_Exercise prompt:_ Copy the data that follows, character for character, minus the pictures.

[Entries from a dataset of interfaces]
* * *

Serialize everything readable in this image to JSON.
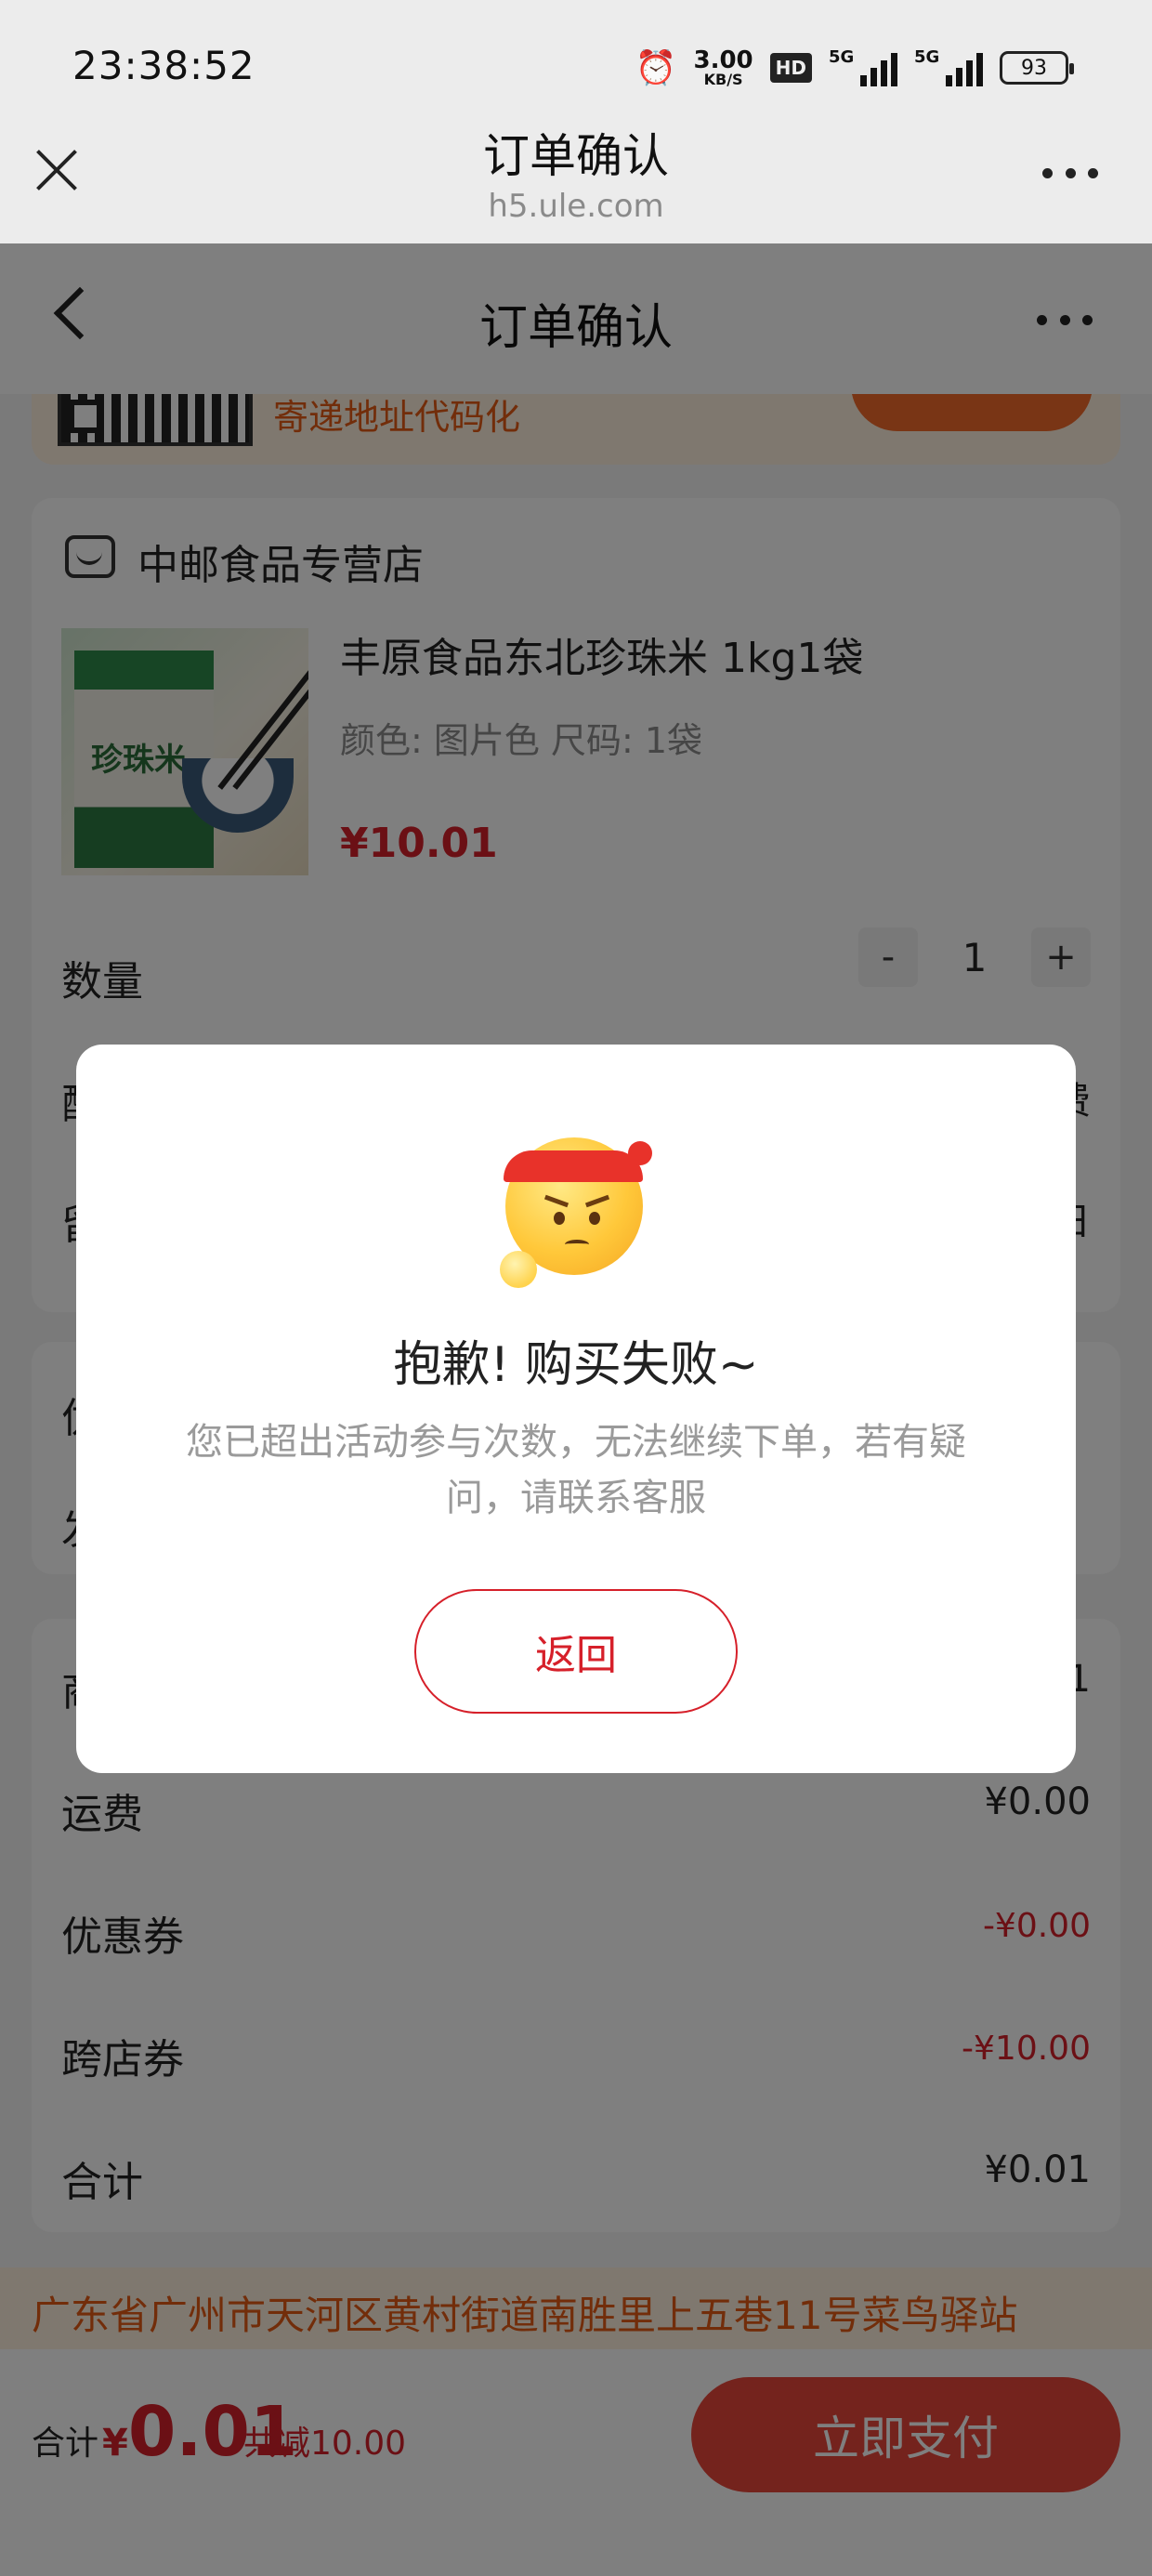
{
  "status_bar": {
    "time": "23:38:52",
    "net_speed_value": "3.00",
    "net_speed_unit": "KB/S",
    "hd_label": "HD",
    "signal1_label": "5G",
    "signal2_label": "5G",
    "battery": "93"
  },
  "browser": {
    "title": "订单确认",
    "url": "h5.ule.com"
  },
  "page_nav": {
    "title": "订单确认"
  },
  "banner": {
    "text": "寄递地址代码化"
  },
  "shop": {
    "name": "中邮食品专营店"
  },
  "product": {
    "image_text": "珍珠米",
    "title": "丰原食品东北珍珠米 1kg1袋",
    "spec": "颜色: 图片色 尺码: 1袋",
    "price": "¥10.01"
  },
  "quantity": {
    "label": "数量",
    "minus": "-",
    "value": "1",
    "plus": "+"
  },
  "hidden_rows": {
    "row1_label": "配",
    "row1_value": "费",
    "row2_label": "留",
    "row2_value": "日",
    "row3_label": "优",
    "row4_label": "发",
    "row5_label": "商",
    "row5_value": "1"
  },
  "summary": {
    "shipping_label": "运费",
    "shipping_value": "¥0.00",
    "coupon_label": "优惠券",
    "coupon_value": "-¥0.00",
    "cross_coupon_label": "跨店券",
    "cross_coupon_value": "-¥10.00",
    "total_label": "合计",
    "total_value": "¥0.01"
  },
  "address": {
    "text": "广东省广州市天河区黄村街道南胜里上五巷11号菜鸟驿站"
  },
  "bottom_bar": {
    "total_label": "合计",
    "currency": "¥",
    "amount": "0.01",
    "discount": "共减10.00",
    "pay_button": "立即支付"
  },
  "modal": {
    "title": "抱歉! 购买失败~",
    "message": "您已超出活动参与次数，无法继续下单，若有疑问，请联系客服",
    "button": "返回"
  },
  "colors": {
    "accent_red": "#d6202a",
    "orange": "#e55a14",
    "pay_button": "#e8463a"
  }
}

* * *

_Expected answer:_
Serialize everything readable in this image to JSON.
{
  "status_bar": {
    "time": "23:38:52",
    "net_speed_value": "3.00",
    "net_speed_unit": "KB/S",
    "hd_label": "HD",
    "signal1_label": "5G",
    "signal2_label": "5G",
    "battery": "93"
  },
  "browser": {
    "title": "订单确认",
    "url": "h5.ule.com"
  },
  "page_nav": {
    "title": "订单确认"
  },
  "banner": {
    "text": "寄递地址代码化"
  },
  "shop": {
    "name": "中邮食品专营店"
  },
  "product": {
    "image_text": "珍珠米",
    "title": "丰原食品东北珍珠米 1kg1袋",
    "spec": "颜色: 图片色 尺码: 1袋",
    "price": "¥10.01"
  },
  "quantity": {
    "label": "数量",
    "minus": "-",
    "value": "1",
    "plus": "+"
  },
  "hidden_rows": {
    "row1_label": "配",
    "row1_value": "费",
    "row2_label": "留",
    "row2_value": "日",
    "row3_label": "优",
    "row4_label": "发",
    "row5_label": "商",
    "row5_value": "1"
  },
  "summary": {
    "shipping_label": "运费",
    "shipping_value": "¥0.00",
    "coupon_label": "优惠券",
    "coupon_value": "-¥0.00",
    "cross_coupon_label": "跨店券",
    "cross_coupon_value": "-¥10.00",
    "total_label": "合计",
    "total_value": "¥0.01"
  },
  "address": {
    "text": "广东省广州市天河区黄村街道南胜里上五巷11号菜鸟驿站"
  },
  "bottom_bar": {
    "total_label": "合计",
    "currency": "¥",
    "amount": "0.01",
    "discount": "共减10.00",
    "pay_button": "立即支付"
  },
  "modal": {
    "title": "抱歉! 购买失败~",
    "message": "您已超出活动参与次数，无法继续下单，若有疑问，请联系客服",
    "button": "返回"
  },
  "colors": {
    "accent_red": "#d6202a",
    "orange": "#e55a14",
    "pay_button": "#e8463a"
  }
}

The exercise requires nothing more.